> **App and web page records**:

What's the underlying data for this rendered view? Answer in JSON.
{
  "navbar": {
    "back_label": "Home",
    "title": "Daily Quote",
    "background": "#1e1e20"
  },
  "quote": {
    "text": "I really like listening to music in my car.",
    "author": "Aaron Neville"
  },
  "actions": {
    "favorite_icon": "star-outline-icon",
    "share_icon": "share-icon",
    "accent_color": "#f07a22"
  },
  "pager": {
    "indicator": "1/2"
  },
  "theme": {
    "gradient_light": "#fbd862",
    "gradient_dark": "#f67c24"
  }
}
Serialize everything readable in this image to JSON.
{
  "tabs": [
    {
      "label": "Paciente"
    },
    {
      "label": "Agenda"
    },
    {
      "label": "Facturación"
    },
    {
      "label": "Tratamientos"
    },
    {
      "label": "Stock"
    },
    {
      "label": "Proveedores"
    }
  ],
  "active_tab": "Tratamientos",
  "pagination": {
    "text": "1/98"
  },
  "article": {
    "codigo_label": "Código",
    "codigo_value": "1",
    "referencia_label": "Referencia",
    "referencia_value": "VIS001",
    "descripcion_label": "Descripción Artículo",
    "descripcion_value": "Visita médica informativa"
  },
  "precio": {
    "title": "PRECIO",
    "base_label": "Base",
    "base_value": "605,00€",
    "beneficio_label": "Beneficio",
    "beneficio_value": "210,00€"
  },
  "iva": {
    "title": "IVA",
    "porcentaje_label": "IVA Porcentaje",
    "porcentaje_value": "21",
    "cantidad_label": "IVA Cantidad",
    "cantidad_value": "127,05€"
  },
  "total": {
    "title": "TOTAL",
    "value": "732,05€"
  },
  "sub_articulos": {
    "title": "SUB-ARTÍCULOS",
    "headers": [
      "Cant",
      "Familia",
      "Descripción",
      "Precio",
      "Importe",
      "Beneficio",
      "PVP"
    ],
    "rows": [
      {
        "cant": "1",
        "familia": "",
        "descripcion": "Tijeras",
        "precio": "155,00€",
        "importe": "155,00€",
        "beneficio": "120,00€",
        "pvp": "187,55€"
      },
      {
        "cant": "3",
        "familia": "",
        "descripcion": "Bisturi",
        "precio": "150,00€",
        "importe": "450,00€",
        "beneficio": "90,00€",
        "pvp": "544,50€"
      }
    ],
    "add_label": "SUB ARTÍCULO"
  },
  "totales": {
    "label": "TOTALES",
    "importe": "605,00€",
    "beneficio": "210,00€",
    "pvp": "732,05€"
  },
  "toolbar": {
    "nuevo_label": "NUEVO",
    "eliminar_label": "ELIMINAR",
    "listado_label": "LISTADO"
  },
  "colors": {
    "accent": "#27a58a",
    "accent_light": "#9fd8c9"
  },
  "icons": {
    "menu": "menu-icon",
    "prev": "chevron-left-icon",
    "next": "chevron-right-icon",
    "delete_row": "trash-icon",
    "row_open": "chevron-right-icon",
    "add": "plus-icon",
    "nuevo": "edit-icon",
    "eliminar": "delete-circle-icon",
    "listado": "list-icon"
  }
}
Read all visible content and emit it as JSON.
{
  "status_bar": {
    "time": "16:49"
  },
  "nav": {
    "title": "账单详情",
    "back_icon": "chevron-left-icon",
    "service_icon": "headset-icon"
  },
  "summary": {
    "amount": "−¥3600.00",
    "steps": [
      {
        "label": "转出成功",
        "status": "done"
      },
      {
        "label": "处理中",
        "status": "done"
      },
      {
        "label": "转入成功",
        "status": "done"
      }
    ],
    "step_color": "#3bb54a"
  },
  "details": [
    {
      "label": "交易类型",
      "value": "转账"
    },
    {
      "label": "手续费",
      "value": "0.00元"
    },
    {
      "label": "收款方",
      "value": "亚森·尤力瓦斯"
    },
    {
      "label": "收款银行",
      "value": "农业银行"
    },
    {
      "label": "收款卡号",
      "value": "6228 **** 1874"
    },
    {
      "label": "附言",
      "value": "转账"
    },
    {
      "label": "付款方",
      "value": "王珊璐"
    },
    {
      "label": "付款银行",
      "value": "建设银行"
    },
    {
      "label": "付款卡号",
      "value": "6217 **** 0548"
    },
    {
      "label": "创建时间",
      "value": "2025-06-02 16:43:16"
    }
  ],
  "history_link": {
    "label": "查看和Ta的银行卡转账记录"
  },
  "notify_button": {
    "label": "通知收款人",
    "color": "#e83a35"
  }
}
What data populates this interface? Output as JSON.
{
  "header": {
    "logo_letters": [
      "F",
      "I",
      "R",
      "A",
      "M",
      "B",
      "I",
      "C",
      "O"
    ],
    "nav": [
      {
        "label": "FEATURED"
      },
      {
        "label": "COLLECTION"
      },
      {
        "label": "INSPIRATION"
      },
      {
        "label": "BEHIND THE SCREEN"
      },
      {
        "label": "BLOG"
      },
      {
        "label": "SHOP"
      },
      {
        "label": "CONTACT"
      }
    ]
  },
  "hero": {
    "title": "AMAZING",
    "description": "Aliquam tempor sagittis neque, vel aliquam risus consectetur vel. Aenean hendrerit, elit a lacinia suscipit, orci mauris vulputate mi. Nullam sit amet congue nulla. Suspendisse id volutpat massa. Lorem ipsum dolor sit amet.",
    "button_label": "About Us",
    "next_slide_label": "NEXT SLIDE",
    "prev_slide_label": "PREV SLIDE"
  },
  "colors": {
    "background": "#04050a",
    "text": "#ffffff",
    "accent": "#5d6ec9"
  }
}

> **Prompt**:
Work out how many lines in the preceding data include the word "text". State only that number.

> **Solution to the problem**:
3